POSTED: 1:30 a.m. HST, Aug 7, 2010
It was the late philosopher Laozi—or, possibly, a college football coach embarking on a Western Athletic Conference road trip—who noted, "A journey of a thousand miles begins with a single step."
Well, consider the fall practices that have opened at the University of Hawaii the first stride in a journey of, oh, about 35,000 miles.
The Warriors' longest regular season—both in terms of miles to be traveled and accumulated days before an open date—has begun in Manoa.
The overall opposition isn't exactly Murderer's Row, but the travel demands that surround it might be. By the time the Warriors come home after Thanksgiving, they will have covered more air miles than any team in the NFL. And, in fact, double that of many. Significant achievements, if not material for a Travel Channel special, considering a couple of NFL teams, San Francisco (33,264) and Denver (23,184), are going to London.
The question of where Hawaii is going—to the postseason or home for the holidays—is what makes this camp more important than most for the Warriors, who must build depth and do it pronto.
Depth is hardly a sexy topic. It will not fill the airwaves of call-in shows or generate a free-for-all on the message boards. Cheerleaders do not chant for depth. But for the Warriors this year, it is Job One.
The usual questions hanging over fall camp—the choice of a starting quarterback, running back, etc.—are all there to be sure. All will have impact. But for the long haul—and the near equivalent of a trip and a half around the world qualifies as a long haul—finding and developing players to carry UH through the 13-game, regular-season distance is everything.
You need flash back no further than last season to grasp the importance. The difference between the Warriors' 6-7 record and one that would have gotten them into the postseason for a fourth consecutive year was measured in trainer's tape and bandages as much as anything.

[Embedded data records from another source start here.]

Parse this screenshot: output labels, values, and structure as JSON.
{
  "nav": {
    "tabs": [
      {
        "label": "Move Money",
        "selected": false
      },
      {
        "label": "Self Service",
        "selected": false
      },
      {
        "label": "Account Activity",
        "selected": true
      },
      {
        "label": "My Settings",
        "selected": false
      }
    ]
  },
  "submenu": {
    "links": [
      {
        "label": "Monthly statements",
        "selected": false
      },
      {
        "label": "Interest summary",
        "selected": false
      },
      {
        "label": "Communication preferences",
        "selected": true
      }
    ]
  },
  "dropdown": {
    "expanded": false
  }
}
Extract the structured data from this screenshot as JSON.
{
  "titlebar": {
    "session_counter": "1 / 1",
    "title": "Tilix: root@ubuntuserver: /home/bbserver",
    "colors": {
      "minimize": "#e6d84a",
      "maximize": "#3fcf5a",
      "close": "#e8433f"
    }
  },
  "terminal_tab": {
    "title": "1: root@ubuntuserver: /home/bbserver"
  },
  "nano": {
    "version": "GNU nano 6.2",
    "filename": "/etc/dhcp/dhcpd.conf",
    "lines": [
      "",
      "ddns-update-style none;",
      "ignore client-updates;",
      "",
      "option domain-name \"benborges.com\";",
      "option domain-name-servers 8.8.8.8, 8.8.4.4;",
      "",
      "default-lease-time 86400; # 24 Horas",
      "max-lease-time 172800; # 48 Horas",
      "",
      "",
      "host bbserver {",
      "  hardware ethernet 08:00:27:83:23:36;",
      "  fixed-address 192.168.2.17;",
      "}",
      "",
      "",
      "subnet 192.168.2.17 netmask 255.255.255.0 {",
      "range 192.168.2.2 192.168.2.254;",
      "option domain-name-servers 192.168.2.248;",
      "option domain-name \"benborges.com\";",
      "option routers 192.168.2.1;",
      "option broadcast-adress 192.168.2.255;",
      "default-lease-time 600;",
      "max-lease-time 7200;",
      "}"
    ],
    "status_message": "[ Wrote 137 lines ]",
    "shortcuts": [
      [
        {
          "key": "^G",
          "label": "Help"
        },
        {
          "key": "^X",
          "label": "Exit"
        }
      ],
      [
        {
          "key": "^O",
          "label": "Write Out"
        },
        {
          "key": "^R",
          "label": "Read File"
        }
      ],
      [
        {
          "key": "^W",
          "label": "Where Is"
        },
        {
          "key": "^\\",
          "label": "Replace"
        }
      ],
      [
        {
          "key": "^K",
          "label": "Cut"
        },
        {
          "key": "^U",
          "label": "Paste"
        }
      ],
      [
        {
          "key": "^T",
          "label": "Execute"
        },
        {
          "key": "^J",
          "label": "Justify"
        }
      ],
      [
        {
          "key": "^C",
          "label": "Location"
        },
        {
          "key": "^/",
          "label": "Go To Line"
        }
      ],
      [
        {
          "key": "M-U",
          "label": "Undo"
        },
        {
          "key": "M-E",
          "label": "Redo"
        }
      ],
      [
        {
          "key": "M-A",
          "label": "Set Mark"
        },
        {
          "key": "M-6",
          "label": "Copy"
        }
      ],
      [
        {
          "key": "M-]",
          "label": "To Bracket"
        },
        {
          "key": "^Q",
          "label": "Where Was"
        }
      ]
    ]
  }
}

By the count of college football observer and magazine publisher Phil Steele, who quantifies such things, UH ranked 12th among the 120 Football Bowl Subdivision teams for "starts lost to injuries" with 33.
For sure that sounds substantial.
Additionally, there will be no open date on the schedule for R&R until after the 10th week. That's an endurance run of 66 days into the season, the longest in UH's 32 seasons in the Western Athletic Conference.
The importance of starting quickly is underlined by two of UH's first three games being on the road (Army and Colorado). Three games into the season, including a Las Vegas stopover, the Warriors figure to have covered more than 11,000 miles—or nearly the distance from Honolulu to Moscow (the one in Russia, not Idaho).
And, yet, with four more road games remaining (Fresno State, Utah State, Boise State and New Mexico State), they still must travel the equivalent of once around the globe.
For the Warriors, the road to success is going to be built on their ability to keep putting quality on the field. A job that has already started.